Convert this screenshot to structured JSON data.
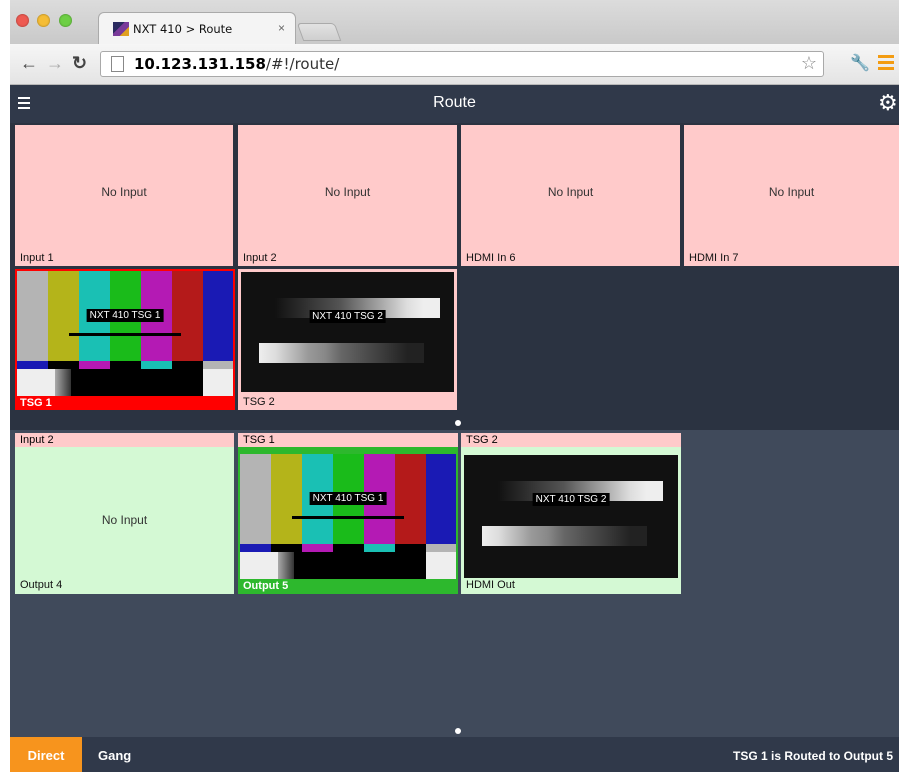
{
  "browser": {
    "tab_title": "NXT 410 > Route",
    "tab_close": "×",
    "url_host": "10.123.131.158",
    "url_path": "/#!/route/"
  },
  "header": {
    "title": "Route"
  },
  "inputs": [
    {
      "label": "Input 1",
      "status": "No Input"
    },
    {
      "label": "Input 2",
      "status": "No Input"
    },
    {
      "label": "HDMI In 6",
      "status": "No Input"
    },
    {
      "label": "HDMI In 7",
      "status": "No Input"
    },
    {
      "label": "TSG 1",
      "overlay": "NXT 410 TSG 1",
      "selected": true
    },
    {
      "label": "TSG 2",
      "overlay": "NXT 410 TSG 2"
    }
  ],
  "outputs": [
    {
      "source": "Input 2",
      "label": "Output 4",
      "status": "No Input"
    },
    {
      "source": "TSG 1",
      "label": "Output 5",
      "overlay": "NXT 410 TSG 1",
      "selected": true
    },
    {
      "source": "TSG 2",
      "label": "HDMI Out",
      "overlay": "NXT 410 TSG 2"
    }
  ],
  "footer": {
    "direct_label": "Direct",
    "gang_label": "Gang",
    "status": "TSG 1 is Routed to Output 5"
  },
  "colors": {
    "header_bg": "#30394a",
    "no_input_pink": "#ffcaca",
    "output_green": "#d4f9d4",
    "selected_input": "#ff0000",
    "selected_output": "#2db82d",
    "accent_orange": "#f7941d"
  }
}
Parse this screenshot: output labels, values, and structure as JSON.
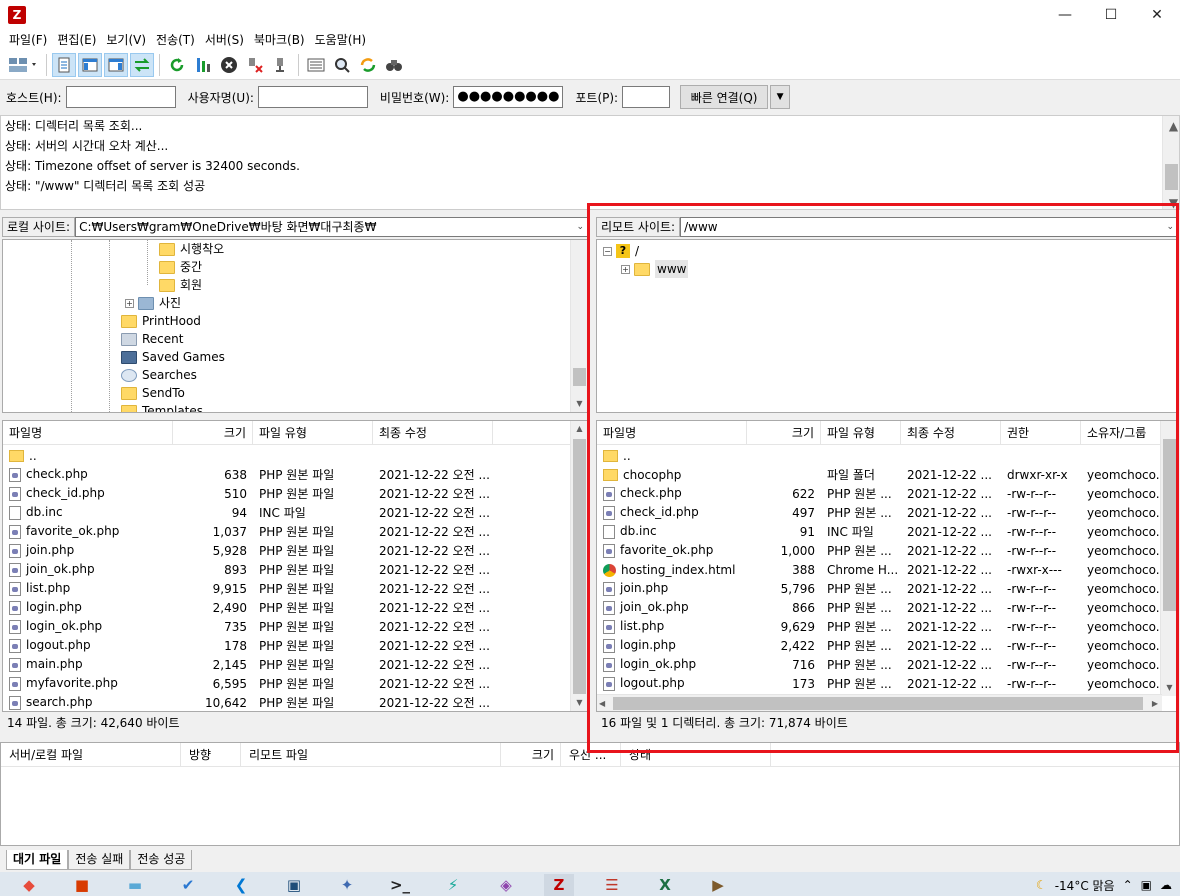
{
  "menu": [
    "파일(F)",
    "편집(E)",
    "보기(V)",
    "전송(T)",
    "서버(S)",
    "북마크(B)",
    "도움말(H)"
  ],
  "quickconnect": {
    "host_label": "호스트(H):",
    "user_label": "사용자명(U):",
    "pass_label": "비밀번호(W):",
    "pass_value": "●●●●●●●●●",
    "port_label": "포트(P):",
    "connect_button": "빠른 연결(Q)"
  },
  "log": [
    "상태: 디렉터리 목록 조회...",
    "상태: 서버의 시간대 오차 계산...",
    "상태: Timezone offset of server is 32400 seconds.",
    "상태: \"/www\" 디렉터리 목록 조회 성공"
  ],
  "local": {
    "site_label": "로컬 사이트:",
    "path": "C:₩Users₩gram₩OneDrive₩바탕 화면₩대구최종₩",
    "tree": [
      "시행착오",
      "중간",
      "회원",
      "사진",
      "PrintHood",
      "Recent",
      "Saved Games",
      "Searches",
      "SendTo",
      "Templates"
    ],
    "columns": [
      "파일명",
      "크기",
      "파일 유형",
      "최종 수정"
    ],
    "parent": "..",
    "files": [
      {
        "name": "check.php",
        "size": "638",
        "type": "PHP 원본 파일",
        "modified": "2021-12-22 오전 ..."
      },
      {
        "name": "check_id.php",
        "size": "510",
        "type": "PHP 원본 파일",
        "modified": "2021-12-22 오전 ..."
      },
      {
        "name": "db.inc",
        "size": "94",
        "type": "INC 파일",
        "modified": "2021-12-22 오전 ..."
      },
      {
        "name": "favorite_ok.php",
        "size": "1,037",
        "type": "PHP 원본 파일",
        "modified": "2021-12-22 오전 ..."
      },
      {
        "name": "join.php",
        "size": "5,928",
        "type": "PHP 원본 파일",
        "modified": "2021-12-22 오전 ..."
      },
      {
        "name": "join_ok.php",
        "size": "893",
        "type": "PHP 원본 파일",
        "modified": "2021-12-22 오전 ..."
      },
      {
        "name": "list.php",
        "size": "9,915",
        "type": "PHP 원본 파일",
        "modified": "2021-12-22 오전 ..."
      },
      {
        "name": "login.php",
        "size": "2,490",
        "type": "PHP 원본 파일",
        "modified": "2021-12-22 오전 ..."
      },
      {
        "name": "login_ok.php",
        "size": "735",
        "type": "PHP 원본 파일",
        "modified": "2021-12-22 오전 ..."
      },
      {
        "name": "logout.php",
        "size": "178",
        "type": "PHP 원본 파일",
        "modified": "2021-12-22 오전 ..."
      },
      {
        "name": "main.php",
        "size": "2,145",
        "type": "PHP 원본 파일",
        "modified": "2021-12-22 오전 ..."
      },
      {
        "name": "myfavorite.php",
        "size": "6,595",
        "type": "PHP 원본 파일",
        "modified": "2021-12-22 오전 ..."
      },
      {
        "name": "search.php",
        "size": "10,642",
        "type": "PHP 원본 파일",
        "modified": "2021-12-22 오전 ..."
      }
    ],
    "status": "14 파일. 총 크기: 42,640 바이트"
  },
  "remote": {
    "site_label": "리모트 사이트:",
    "path": "/www",
    "tree_root": "/",
    "tree_child": "www",
    "columns": [
      "파일명",
      "크기",
      "파일 유형",
      "최종 수정",
      "권한",
      "소유자/그룹"
    ],
    "parent": "..",
    "files": [
      {
        "name": "chocophp",
        "size": "",
        "type": "파일 폴더",
        "modified": "2021-12-22 ...",
        "perm": "drwxr-xr-x",
        "owner": "yeomchoco...",
        "kind": "folder"
      },
      {
        "name": "check.php",
        "size": "622",
        "type": "PHP 원본 ...",
        "modified": "2021-12-22 ...",
        "perm": "-rw-r--r--",
        "owner": "yeomchoco...",
        "kind": "php"
      },
      {
        "name": "check_id.php",
        "size": "497",
        "type": "PHP 원본 ...",
        "modified": "2021-12-22 ...",
        "perm": "-rw-r--r--",
        "owner": "yeomchoco...",
        "kind": "php"
      },
      {
        "name": "db.inc",
        "size": "91",
        "type": "INC 파일",
        "modified": "2021-12-22 ...",
        "perm": "-rw-r--r--",
        "owner": "yeomchoco...",
        "kind": "inc"
      },
      {
        "name": "favorite_ok.php",
        "size": "1,000",
        "type": "PHP 원본 ...",
        "modified": "2021-12-22 ...",
        "perm": "-rw-r--r--",
        "owner": "yeomchoco...",
        "kind": "php"
      },
      {
        "name": "hosting_index.html",
        "size": "388",
        "type": "Chrome H...",
        "modified": "2021-12-22 ...",
        "perm": "-rwxr-x---",
        "owner": "yeomchoco...",
        "kind": "html"
      },
      {
        "name": "join.php",
        "size": "5,796",
        "type": "PHP 원본 ...",
        "modified": "2021-12-22 ...",
        "perm": "-rw-r--r--",
        "owner": "yeomchoco...",
        "kind": "php"
      },
      {
        "name": "join_ok.php",
        "size": "866",
        "type": "PHP 원본 ...",
        "modified": "2021-12-22 ...",
        "perm": "-rw-r--r--",
        "owner": "yeomchoco...",
        "kind": "php"
      },
      {
        "name": "list.php",
        "size": "9,629",
        "type": "PHP 원본 ...",
        "modified": "2021-12-22 ...",
        "perm": "-rw-r--r--",
        "owner": "yeomchoco...",
        "kind": "php"
      },
      {
        "name": "login.php",
        "size": "2,422",
        "type": "PHP 원본 ...",
        "modified": "2021-12-22 ...",
        "perm": "-rw-r--r--",
        "owner": "yeomchoco...",
        "kind": "php"
      },
      {
        "name": "login_ok.php",
        "size": "716",
        "type": "PHP 원본 ...",
        "modified": "2021-12-22 ...",
        "perm": "-rw-r--r--",
        "owner": "yeomchoco...",
        "kind": "php"
      },
      {
        "name": "logout.php",
        "size": "173",
        "type": "PHP 원본 ...",
        "modified": "2021-12-22 ...",
        "perm": "-rw-r--r--",
        "owner": "yeomchoco...",
        "kind": "php"
      }
    ],
    "status": "16 파일 및 1 디렉터리. 총 크기: 71,874 바이트"
  },
  "queue": {
    "columns": [
      "서버/로컬 파일",
      "방향",
      "리모트 파일",
      "크기",
      "우선 ...",
      "상태"
    ],
    "tabs": [
      "대기 파일",
      "전송 실패",
      "전송 성공"
    ]
  },
  "taskbar": {
    "weather": "-14°C  맑음"
  },
  "colors": {
    "highlight": "#e8141c",
    "folder": "#ffd966",
    "selection": "#cce4f7"
  }
}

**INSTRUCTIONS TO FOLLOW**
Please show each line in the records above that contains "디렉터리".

**EXERCISE RESPONSE**
    "상태: 디렉터리 목록 조회...",
    "상태: \"/www\" 디렉터리 목록 조회 성공"
    "status": "16 파일 및 1 디렉터리. 총 크기: 71,874 바이트"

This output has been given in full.